Virgin Australia is not a part of any major alliance, but has very close partnership with Singapore Airlines. The closeness can be gauged by the fact that both airlines allow members of their own program to convert points/miles into the other airlines’s program (Velocity points to KriFlyer miles and vice-versa). You could also redeem KrisFlyer miles on Virgin Australia flights.
This makes for some interesting redemption’s. Lets look at Virgin’s Melbourne to Hong Kong service. If you wanted to fly business class on this route using Velocity points, the price is 59,500 points.

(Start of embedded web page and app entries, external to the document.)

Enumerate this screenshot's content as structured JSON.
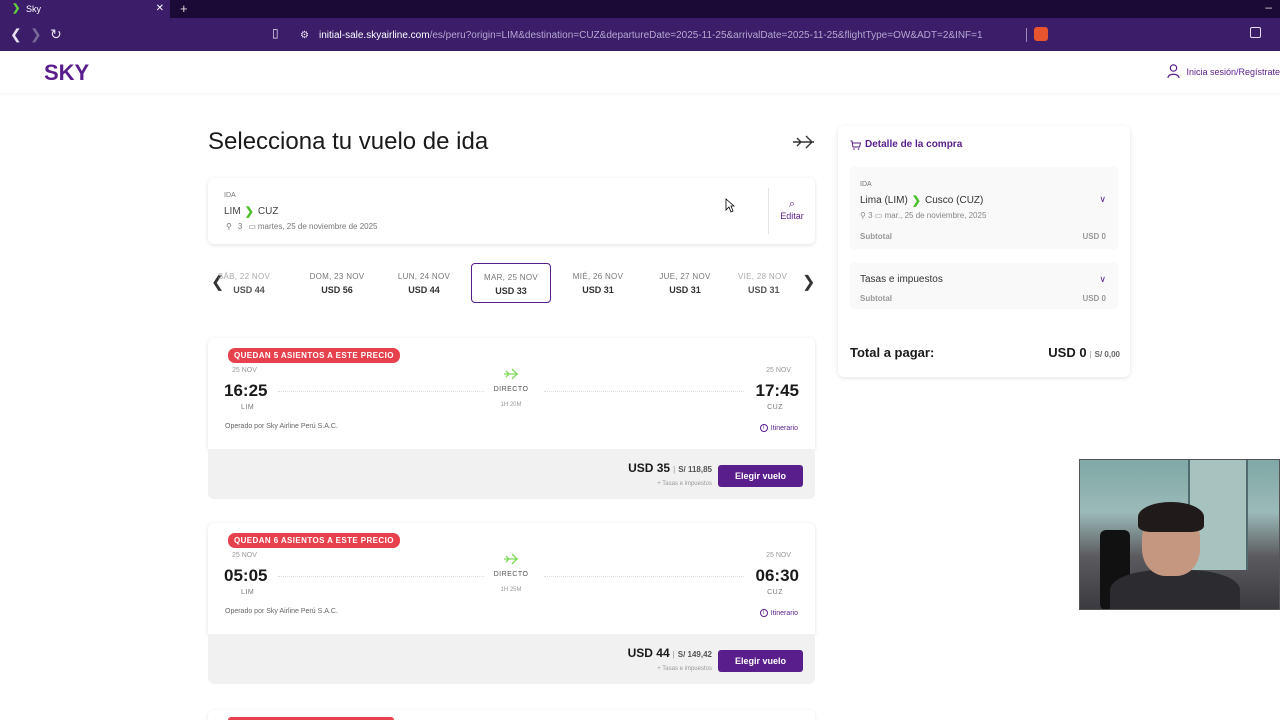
{
  "browser": {
    "tab_title": "Sky",
    "url_host": "initial-sale.skyairline.com",
    "url_path": "/es/peru?origin=LIM&destination=CUZ&departureDate=2025-11-25&arrivalDate=2025-11-25&flightType=OW&ADT=2&INF=1"
  },
  "header": {
    "logo": "SKY",
    "login_label": "Inicia sesión/Regístrate"
  },
  "main": {
    "title": "Selecciona tu vuelo de ida"
  },
  "search": {
    "tag": "IDA",
    "origin": "LIM",
    "destination": "CUZ",
    "passengers": "3",
    "date": "martes, 25 de noviembre de 2025",
    "edit_label": "Editar"
  },
  "dates": [
    {
      "label": "SÁB, 22 NOV",
      "price": "USD 44"
    },
    {
      "label": "DOM, 23 NOV",
      "price": "USD 56"
    },
    {
      "label": "LUN, 24 NOV",
      "price": "USD 44"
    },
    {
      "label": "MAR, 25 NOV",
      "price": "USD 33"
    },
    {
      "label": "MIÉ, 26 NOV",
      "price": "USD 31"
    },
    {
      "label": "JUE, 27 NOV",
      "price": "USD 31"
    },
    {
      "label": "VIE, 28 NOV",
      "price": "USD 31"
    }
  ],
  "flights": [
    {
      "badge": "QUEDAN 5 ASIENTOS A ESTE PRECIO",
      "dep_date": "25 NOV",
      "dep_time": "16:25",
      "dep_code": "LIM",
      "arr_date": "25 NOV",
      "arr_time": "17:45",
      "arr_code": "CUZ",
      "type": "DIRECTO",
      "duration": "1H 20M",
      "operator": "Operado por Sky Airline Perú S.A.C.",
      "itinerary": "Itinerario",
      "price_usd": "USD 35",
      "price_pen": "S/ 118,85",
      "tax_note": "+ Tasas e impuestos",
      "button": "Elegir vuelo"
    },
    {
      "badge": "QUEDAN 6 ASIENTOS A ESTE PRECIO",
      "dep_date": "25 NOV",
      "dep_time": "05:05",
      "dep_code": "LIM",
      "arr_date": "25 NOV",
      "arr_time": "06:30",
      "arr_code": "CUZ",
      "type": "DIRECTO",
      "duration": "1H 25M",
      "operator": "Operado por Sky Airline Perú S.A.C.",
      "itinerary": "Itinerario",
      "price_usd": "USD 44",
      "price_pen": "S/ 149,42",
      "tax_note": "+ Tasas e impuestos",
      "button": "Elegir vuelo"
    }
  ],
  "summary": {
    "title": "Detalle de la compra",
    "tag": "IDA",
    "origin": "Lima (LIM)",
    "destination": "Cusco (CUZ)",
    "meta_pax": "3",
    "meta_date": "mar., 25 de noviembre, 2025",
    "subtotal_label": "Subtotal",
    "subtotal_value": "USD 0",
    "taxes_label": "Tasas e impuestos",
    "taxes_subtotal_label": "Subtotal",
    "taxes_subtotal_value": "USD 0",
    "total_label": "Total a pagar:",
    "total_usd": "USD 0",
    "total_pen": "S/ 0,00"
  },
  "colors": {
    "brand": "#5a1e8c",
    "accent_green": "#4cc02a",
    "badge_red": "#e8414e"
  }
}
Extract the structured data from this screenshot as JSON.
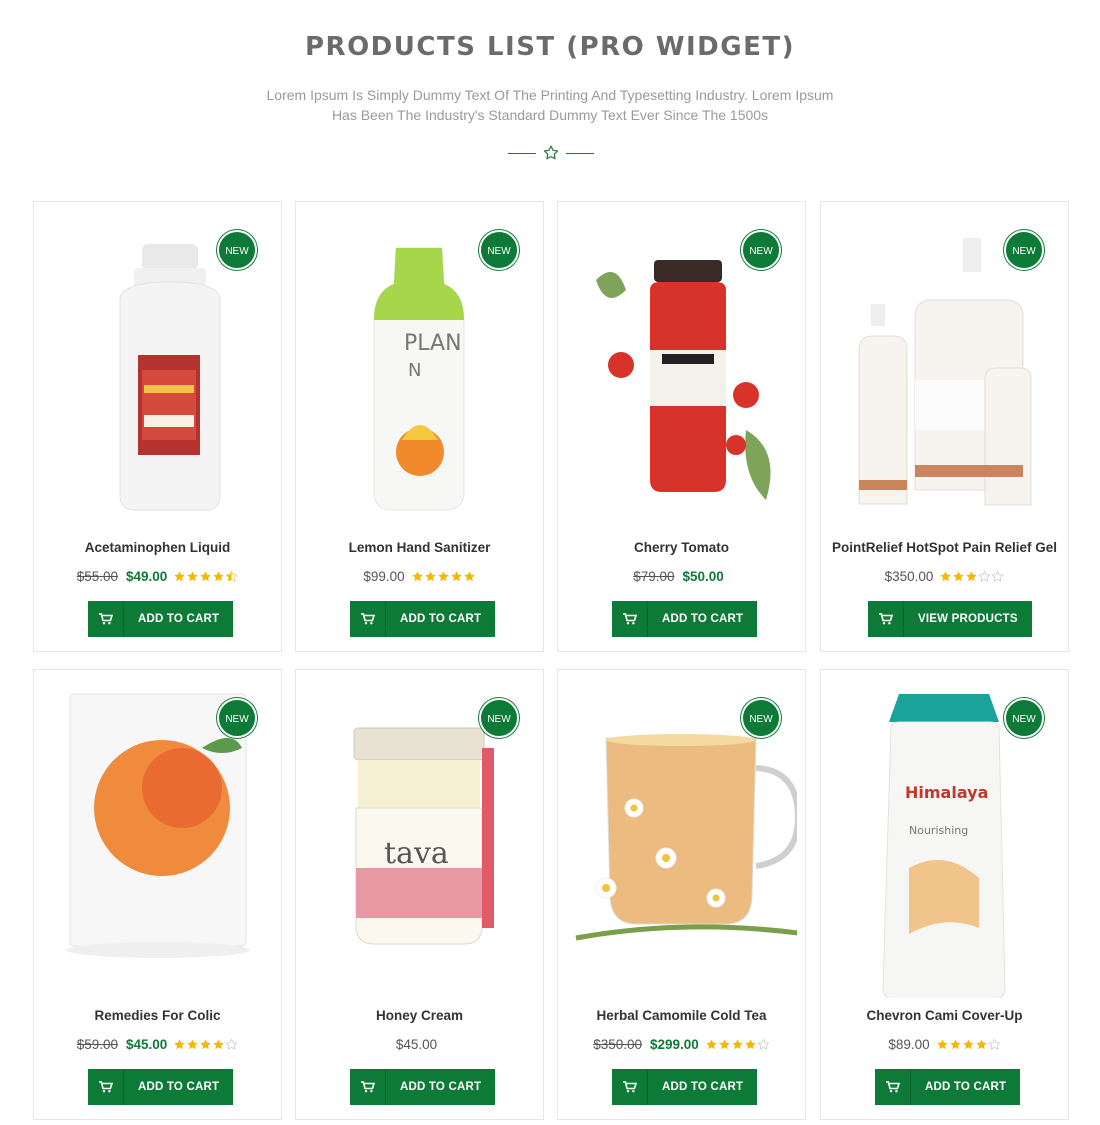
{
  "header": {
    "title": "PRODUCTS LIST (PRO WIDGET)",
    "subtitle_line1": "Lorem Ipsum Is Simply Dummy Text Of The Printing And Typesetting Industry. Lorem Ipsum",
    "subtitle_line2": "Has Been The Industry's Standard Dummy Text Ever Since The 1500s",
    "divider_icon": "star-outline-icon"
  },
  "colors": {
    "accent": "#0e7a37",
    "star": "#f5b800",
    "star_empty": "#c8c8c8",
    "title": "#6b6b6b"
  },
  "products": [
    {
      "name": "Acetaminophen Liquid",
      "badge": "NEW",
      "old_price": "$55.00",
      "price": "$49.00",
      "rating": 4.5,
      "button": "ADD TO CART",
      "icon": "cart-icon"
    },
    {
      "name": "Lemon Hand Sanitizer",
      "badge": "NEW",
      "old_price": "",
      "price": "$99.00",
      "rating": 5,
      "button": "ADD TO CART",
      "icon": "cart-icon"
    },
    {
      "name": "Cherry Tomato",
      "badge": "NEW",
      "old_price": "$79.00",
      "price": "$50.00",
      "rating": 0,
      "button": "ADD TO CART",
      "icon": "cart-icon"
    },
    {
      "name": "PointRelief HotSpot Pain Relief Gel",
      "badge": "NEW",
      "old_price": "",
      "price": "$350.00",
      "rating": 3,
      "button": "VIEW PRODUCTS",
      "icon": "cart-icon"
    },
    {
      "name": "Remedies For Colic",
      "badge": "NEW",
      "old_price": "$59.00",
      "price": "$45.00",
      "rating": 4,
      "button": "ADD TO CART",
      "icon": "cart-icon"
    },
    {
      "name": "Honey Cream",
      "badge": "NEW",
      "old_price": "",
      "price": "$45.00",
      "rating": 0,
      "button": "ADD TO CART",
      "icon": "cart-icon"
    },
    {
      "name": "Herbal Camomile Cold Tea",
      "badge": "NEW",
      "old_price": "$350.00",
      "price": "$299.00",
      "rating": 4,
      "button": "ADD TO CART",
      "icon": "cart-icon"
    },
    {
      "name": "Chevron Cami Cover-Up",
      "badge": "NEW",
      "old_price": "",
      "price": "$89.00",
      "rating": 4,
      "button": "ADD TO CART",
      "icon": "cart-icon"
    }
  ]
}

Now check out the price to fly the same route on Virgin Australia with your KrisFlyer miles.
It’s 5,500 miles cheaper to fly this route if you redeemed it with your KrisFlyer miles. This isn’t a unique quirk by any means, but one that savvy points and miles collectors can use to their advantage.
In this instance however, since earning Velocity points is relatively easier than KrisFlyer miles in Australia, I would be prepared to pay the 5,500 points premium and save my KrisFlyer miles to redeem elsewhere.
High’s & Low’s of KrisFlyer Program
Like anything in life, the program has 2 sides to it.
It is easy to earn KrisFlyer miles in Australia. Besides flying, there are lots of credit cards which let you indirectly earn miles on the day to day spend. You can earn them on cards issued by American Express, St George Bank, Citibank, Westpac, ANZ and National Australia Bank.
Singapore Airlines releases more seats for redemption to KrisFlyer members, than it’s Star Alliance, or other partners. Back in the day, Velocity members had access to the same award seats as KrisFlyer members. Sadly, that is not the case anymore.
Singapore Airlines do not impose surcharge on flights redeemed with KrisFlyer miles.
The redemption rates on many of its Star Alliance partner flights are extremely low.
KrisFlyer miles expire 3 years from the date of earning. Unlike several other airlines where points/miles remain active as long as there is activity on the account, KrisFlyer miles have a hard expiry date. Even though, Singapore Airlines sometimes allow you to extend the expiry date by up to 12 months for a fee, this remains a far from ideal situation.
KrisFlyer imposes a hefty surcharge for flights redeemed on Star Alliance partners.
Singapore Airlines website is clunky and prone to frequent crashing. This is a long standing issue which the management is aware of, but there has been no discerning change to it over the years.
It is not yet possible to make online redemption for flights on all of its Star Alliance partners. That said, there has been a considerable improvement in this regard over the last 12-18 months.
KrisFlyer is easily one of my favourite Frequent Flyer programs. Over the years, I have redeemed hundred’s of thousand’s of KrisFlyer miles to fly Singapore Airlines and Star Alliance partners both.
The program has undergone frequent devaluation in the past few years, as a result of which the mileage cost on their own flight’s is now a little on the higher side. There are some other irritants like the extortionate surcharges on Star Alliance flight, 3 year miles expiry and so on. But for now at-least, the positives far outweigh the negatives and the program remains one of the best options for Australian flyers.
Do you collect KrisFlyer miles? What is your impression of the program? Leave a comment below.